What's the default style that's going to be assigned to each one of those parts? And you can see they each individually have a unique style that can be assigned to them. Now these are all assigned to be the same, but they could actually be different. Same thing with a render material and same thing with a pay item. Each one can have its own pay item assigned. So there's the ability to control and automate the stylization, the appearance, and the quantity tracking of each individual part.
Imagine the time savings and the flexibility that that can lead to. Let's look at fittings now. Same deal, we have the name of the parts list, then we have in this case three part families, a ductal iron cross, ductal iron elbow, and a ductal iron tee, and within each part family we've got individual parts. Notice the icon here that allows me to assign, in this case, a style down through all the parts within that part family.
So, if I were to click this icon, and let's say choose fitting for this, click OK, it would assign that change through all the parts within that family, as opposed to going to an individual item, and changing just that item's style. So these buttons can be very handy because quite often what you assign to one item in the family you want to assign to the others as well, like render material. Now where things probably get a little bit different is with quantity take off, or the pay item, where you might want these to be individual pay item.
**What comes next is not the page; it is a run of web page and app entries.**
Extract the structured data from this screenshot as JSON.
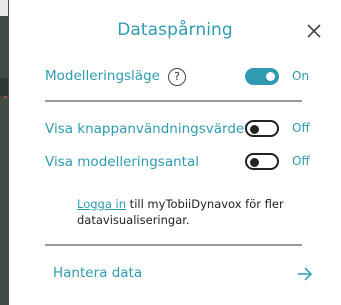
{
  "dialog": {
    "title": "Dataspårning",
    "close_icon": "close-icon"
  },
  "settings": [
    {
      "label": "Modelleringsläge",
      "state": "On",
      "enabled": true,
      "help_icon": "help-icon"
    },
    {
      "label": "Visa knappanvändningsvärdet",
      "state": "Off",
      "enabled": false
    },
    {
      "label": "Visa modelleringsantal",
      "state": "Off",
      "enabled": false
    }
  ],
  "info": {
    "link": "Logga in",
    "text": " till myTobiiDynavox för fler datavisualiseringar."
  },
  "manage": {
    "label": "Hantera data",
    "icon": "arrow-right-icon"
  },
  "colors": {
    "accent": "#2f9bb0",
    "toggle_off_border": "#222222",
    "divider": "#9a9a9a"
  }
}
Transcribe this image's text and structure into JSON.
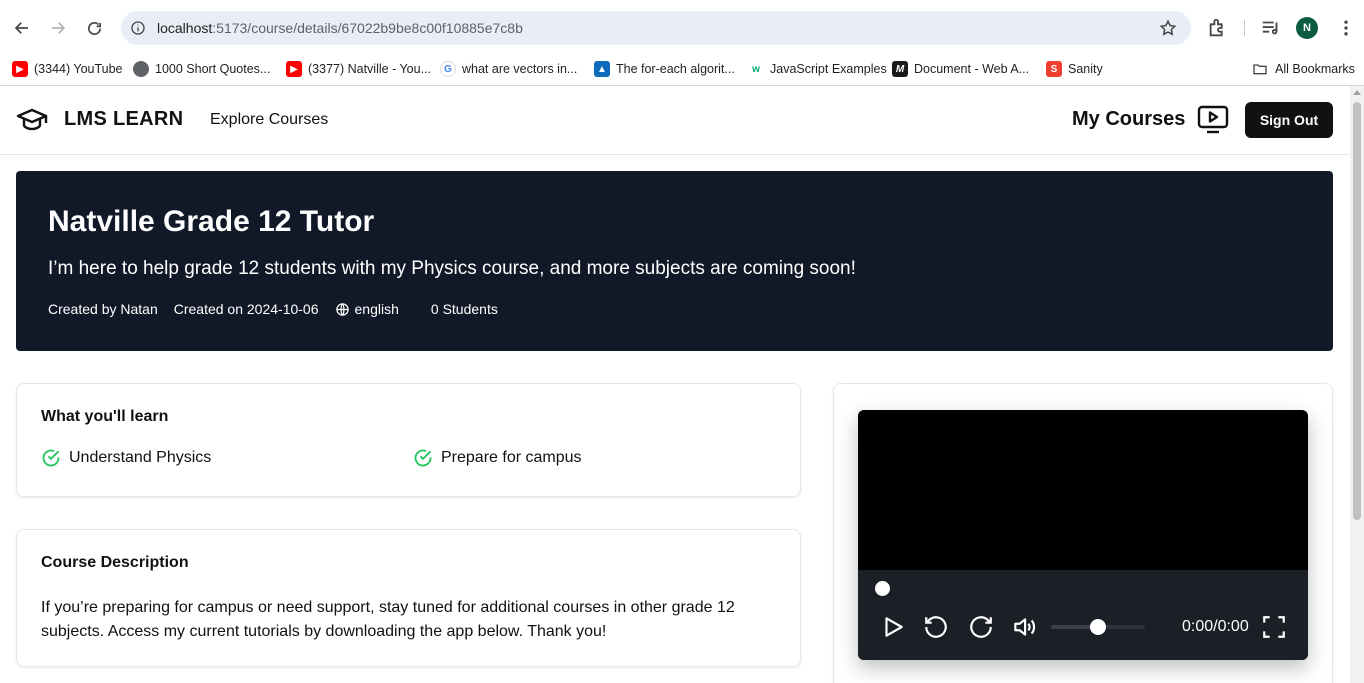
{
  "browser": {
    "url_host": "localhost",
    "url_path": ":5173/course/details/67022b9be8c00f10885e7c8b",
    "profile_initial": "N",
    "bookmarks": [
      {
        "label": "(3344) YouTube",
        "icon": "youtube-icon",
        "color": "#ff0000"
      },
      {
        "label": "1000 Short Quotes...",
        "icon": "globe-icon",
        "color": "#5f6368"
      },
      {
        "label": "(3377) Natville - You...",
        "icon": "youtube-icon",
        "color": "#ff0000"
      },
      {
        "label": "what are vectors in...",
        "icon": "google-icon",
        "color": "#4285f4"
      },
      {
        "label": "The for-each algorit...",
        "icon": "azure-icon",
        "color": "#0f6cbd"
      },
      {
        "label": "JavaScript Examples",
        "icon": "w3schools-icon",
        "color": "#04aa6d"
      },
      {
        "label": "Document - Web A...",
        "icon": "mdn-icon",
        "color": "#1b1b1b"
      },
      {
        "label": "Sanity",
        "icon": "sanity-icon",
        "color": "#f03e2f"
      }
    ],
    "all_bookmarks": "All Bookmarks"
  },
  "header": {
    "logo": "LMS LEARN",
    "explore": "Explore Courses",
    "my_courses": "My Courses",
    "sign_out": "Sign Out"
  },
  "course": {
    "title": "Natville Grade 12 Tutor",
    "subtitle": "I’m here to help grade 12 students with my Physics course, and more subjects are coming soon!",
    "created_by": "Created by Natan",
    "created_on": "Created on 2024-10-06",
    "language": "english",
    "students": "0 Students"
  },
  "learn": {
    "title": "What you'll learn",
    "items": [
      "Understand Physics",
      "Prepare for campus"
    ]
  },
  "description": {
    "title": "Course Description",
    "text": "If you’re preparing for campus or need support, stay tuned for additional courses in other grade 12 subjects. Access my current tutorials by downloading the app below. Thank you!"
  },
  "player": {
    "time": "0:00/0:00",
    "progress": 0,
    "volume": 0.5
  },
  "colors": {
    "hero_bg": "#111827",
    "check": "#22c55e",
    "button_bg": "#111111"
  }
}
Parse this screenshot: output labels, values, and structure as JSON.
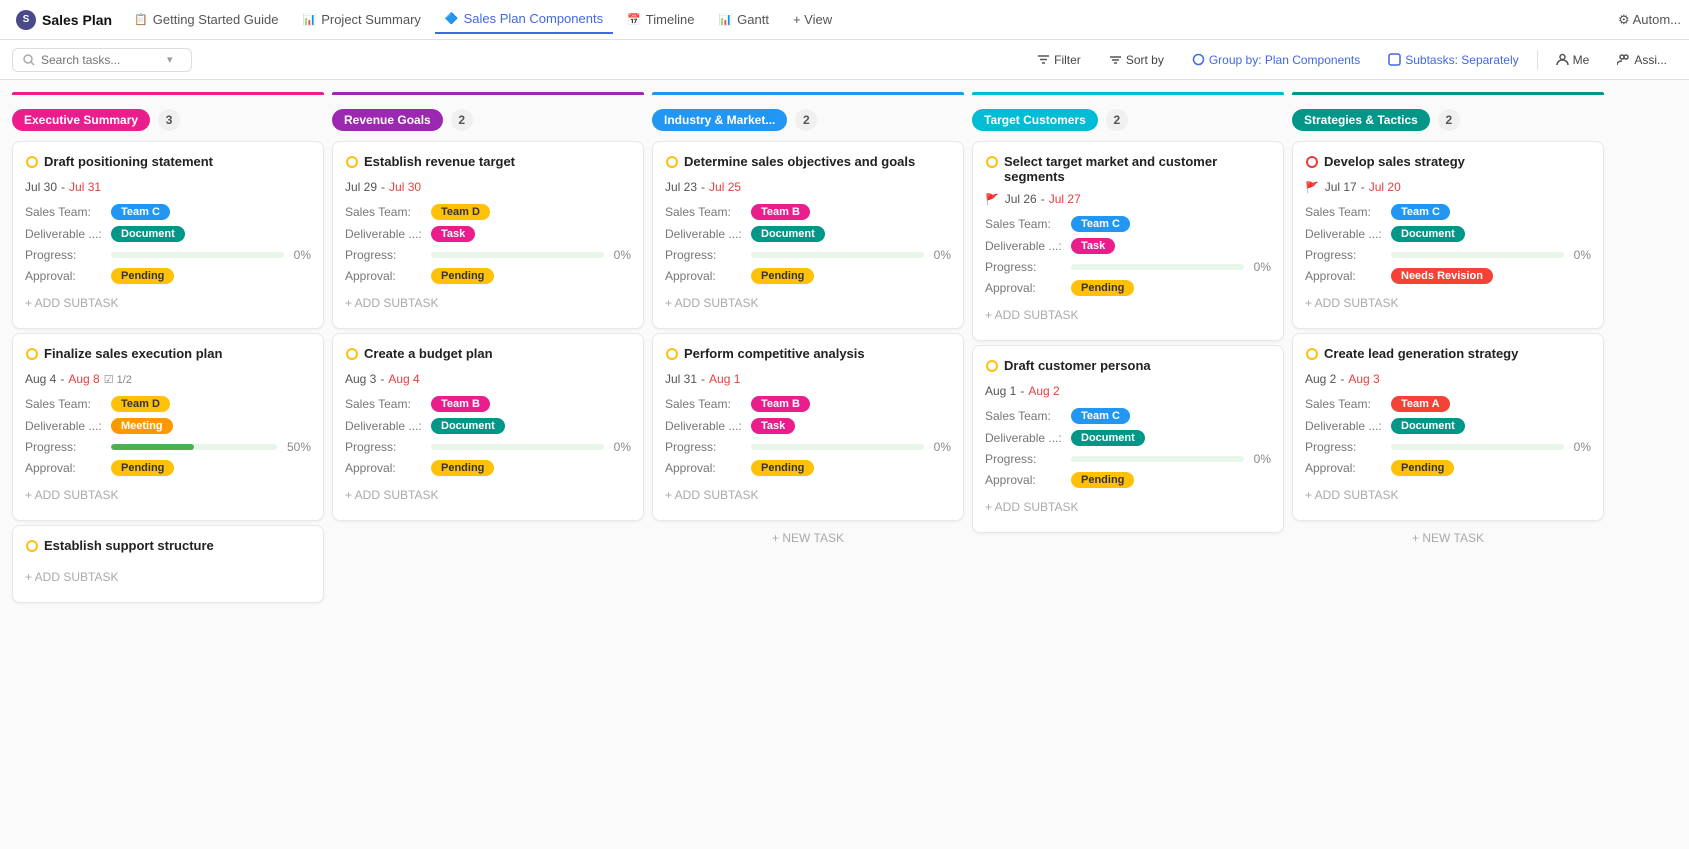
{
  "app": {
    "title": "Sales Plan"
  },
  "tabs": [
    {
      "id": "getting-started",
      "label": "Getting Started Guide",
      "icon": "📋",
      "active": false
    },
    {
      "id": "project-summary",
      "label": "Project Summary",
      "icon": "📊",
      "active": false
    },
    {
      "id": "sales-plan-components",
      "label": "Sales Plan Components",
      "icon": "🔷",
      "active": true
    },
    {
      "id": "timeline",
      "label": "Timeline",
      "icon": "📅",
      "active": false
    },
    {
      "id": "gantt",
      "label": "Gantt",
      "icon": "📊",
      "active": false
    },
    {
      "id": "view",
      "label": "+ View",
      "icon": "",
      "active": false
    }
  ],
  "toolbar": {
    "search_placeholder": "Search tasks...",
    "filter_label": "Filter",
    "sort_label": "Sort by",
    "group_label": "Group by: Plan Components",
    "subtasks_label": "Subtasks: Separately",
    "me_label": "Me",
    "assign_label": "Assi..."
  },
  "columns": [
    {
      "id": "executive-summary",
      "label": "Executive Summary",
      "color": "#e91e8c",
      "stripe": "#e91e8c",
      "count": 3,
      "cards": [
        {
          "title": "Draft positioning statement",
          "icon": "🟡",
          "date_start": "Jul 30",
          "date_end": "Jul 31",
          "date_end_red": true,
          "flag": false,
          "check": false,
          "subtask_fraction": "",
          "fields": [
            {
              "label": "Sales Team:",
              "tag": "Team C",
              "tag_color": "bg-team-c"
            },
            {
              "label": "Deliverable ...:",
              "tag": "Document",
              "tag_color": "bg-document"
            }
          ],
          "progress": 0,
          "approval": "Pending",
          "approval_color": "bg-pending"
        },
        {
          "title": "Finalize sales execution plan",
          "icon": "🟡",
          "date_start": "Aug 4",
          "date_end": "Aug 8",
          "date_end_red": true,
          "flag": false,
          "check": true,
          "subtask_fraction": "1/2",
          "fields": [
            {
              "label": "Sales Team:",
              "tag": "Team D",
              "tag_color": "bg-team-d"
            },
            {
              "label": "Deliverable ...:",
              "tag": "Meeting",
              "tag_color": "bg-meeting"
            }
          ],
          "progress": 50,
          "approval": "Pending",
          "approval_color": "bg-pending"
        },
        {
          "title": "Establish support structure",
          "icon": "🟡",
          "date_start": "",
          "date_end": "",
          "date_end_red": false,
          "flag": false,
          "check": false,
          "subtask_fraction": "",
          "fields": [],
          "progress": 0,
          "approval": "",
          "approval_color": ""
        }
      ]
    },
    {
      "id": "revenue-goals",
      "label": "Revenue Goals",
      "color": "#9c27b0",
      "stripe": "#9c27b0",
      "count": 2,
      "cards": [
        {
          "title": "Establish revenue target",
          "icon": "🟡",
          "date_start": "Jul 29",
          "date_end": "Jul 30",
          "date_end_red": true,
          "flag": false,
          "check": false,
          "subtask_fraction": "",
          "fields": [
            {
              "label": "Sales Team:",
              "tag": "Team D",
              "tag_color": "bg-team-d"
            },
            {
              "label": "Deliverable ...:",
              "tag": "Task",
              "tag_color": "bg-task"
            }
          ],
          "progress": 0,
          "approval": "Pending",
          "approval_color": "bg-pending"
        },
        {
          "title": "Create a budget plan",
          "icon": "🟡",
          "date_start": "Aug 3",
          "date_end": "Aug 4",
          "date_end_red": true,
          "flag": false,
          "check": false,
          "subtask_fraction": "",
          "fields": [
            {
              "label": "Sales Team:",
              "tag": "Team B",
              "tag_color": "bg-team-b"
            },
            {
              "label": "Deliverable ...:",
              "tag": "Document",
              "tag_color": "bg-document"
            }
          ],
          "progress": 0,
          "approval": "Pending",
          "approval_color": "bg-pending"
        }
      ]
    },
    {
      "id": "industry-market",
      "label": "Industry & Market...",
      "color": "#2196f3",
      "stripe": "#2196f3",
      "count": 2,
      "cards": [
        {
          "title": "Determine sales objectives and goals",
          "icon": "🟡",
          "date_start": "Jul 23",
          "date_end": "Jul 25",
          "date_end_red": true,
          "flag": false,
          "check": false,
          "subtask_fraction": "",
          "fields": [
            {
              "label": "Sales Team:",
              "tag": "Team B",
              "tag_color": "bg-team-b"
            },
            {
              "label": "Deliverable ...:",
              "tag": "Document",
              "tag_color": "bg-document"
            }
          ],
          "progress": 0,
          "approval": "Pending",
          "approval_color": "bg-pending"
        },
        {
          "title": "Perform competitive analysis",
          "icon": "🟡",
          "date_start": "Jul 31",
          "date_end": "Aug 1",
          "date_end_red": true,
          "flag": false,
          "check": false,
          "subtask_fraction": "",
          "fields": [
            {
              "label": "Sales Team:",
              "tag": "Team B",
              "tag_color": "bg-team-b"
            },
            {
              "label": "Deliverable ...:",
              "tag": "Task",
              "tag_color": "bg-task"
            }
          ],
          "progress": 0,
          "approval": "Pending",
          "approval_color": "bg-pending"
        }
      ]
    },
    {
      "id": "target-customers",
      "label": "Target Customers",
      "color": "#00bcd4",
      "stripe": "#00bcd4",
      "count": 2,
      "cards": [
        {
          "title": "Select target market and customer segments",
          "icon": "🟡",
          "date_start": "Jul 26",
          "date_end": "Jul 27",
          "date_end_red": true,
          "flag": true,
          "check": false,
          "subtask_fraction": "",
          "fields": [
            {
              "label": "Sales Team:",
              "tag": "Team C",
              "tag_color": "bg-team-c"
            },
            {
              "label": "Deliverable ...:",
              "tag": "Task",
              "tag_color": "bg-task"
            }
          ],
          "progress": 0,
          "approval": "Pending",
          "approval_color": "bg-pending"
        },
        {
          "title": "Draft customer persona",
          "icon": "🟡",
          "date_start": "Aug 1",
          "date_end": "Aug 2",
          "date_end_red": true,
          "flag": false,
          "check": false,
          "subtask_fraction": "",
          "fields": [
            {
              "label": "Sales Team:",
              "tag": "Team C",
              "tag_color": "bg-team-c"
            },
            {
              "label": "Deliverable ...:",
              "tag": "Document",
              "tag_color": "bg-document"
            }
          ],
          "progress": 0,
          "approval": "Pending",
          "approval_color": "bg-pending"
        }
      ]
    },
    {
      "id": "strategies-tactics",
      "label": "Strategies & Tactics",
      "color": "#009688",
      "stripe": "#009688",
      "count": 2,
      "cards": [
        {
          "title": "Develop sales strategy",
          "icon": "🔴",
          "date_start": "Jul 17",
          "date_end": "Jul 20",
          "date_end_red": true,
          "flag": true,
          "check": false,
          "subtask_fraction": "",
          "fields": [
            {
              "label": "Sales Team:",
              "tag": "Team C",
              "tag_color": "bg-team-c"
            },
            {
              "label": "Deliverable ...:",
              "tag": "Document",
              "tag_color": "bg-document"
            }
          ],
          "progress": 0,
          "approval": "Needs Revision",
          "approval_color": "bg-needs-revision"
        },
        {
          "title": "Create lead generation strategy",
          "icon": "🟡",
          "date_start": "Aug 2",
          "date_end": "Aug 3",
          "date_end_red": true,
          "flag": false,
          "check": false,
          "subtask_fraction": "",
          "fields": [
            {
              "label": "Sales Team:",
              "tag": "Team A",
              "tag_color": "bg-team-a"
            },
            {
              "label": "Deliverable ...:",
              "tag": "Document",
              "tag_color": "bg-document"
            }
          ],
          "progress": 0,
          "approval": "Pending",
          "approval_color": "bg-pending"
        }
      ]
    }
  ]
}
So again, we're grabbing a 3D model out of the catalog, but then we're also giving it a style, render material, and pay item. So there are many things being automated here, not just the insertion of a 3D model, and by the way, there are even more ties to this that we can't even see at the moment. For example, a lot of the styles that come out of the box are ones that you can configure yourself, actually utilize this name in the labeling. So, you may want to take this name for example, and instead of calling this very long part name, we might want to simplify this to maybe a 16 by 10 cross, and even capitalize it so when it comes out in the label it appears the way we want it to be labeled.
So you can even automate labeling from within the parts list provided your labels reference these part names, and that can be another layer of automation that you can tie to the parts list. Appurtenances, same thing, we've got the name of the parts list, then the part family, and then within each part family we have individual parts. We can control the default style, render material, and pay item. And then not much going on in the summary tab, some basic information, and some statistics.
It's not really like a style, even though it has the summary tab, we don't have full access to all of the different values underneath. Okay, so now you have an understanding of what makes up a parts list and you're ready to continue with the upcoming videos.
- Understanding pressure pipes and pressure fittings
- Creating a pressure network from objects
- Creating pipes and fittings by layout
- Drawing a pressure network in profile view
- Creating an alignment from a pressure network
- Editing pipes and fittings using grips
- Editing pressure networks in profile
- Understanding pressure network styles
- Creating a new parts list
- Performing depth and design checks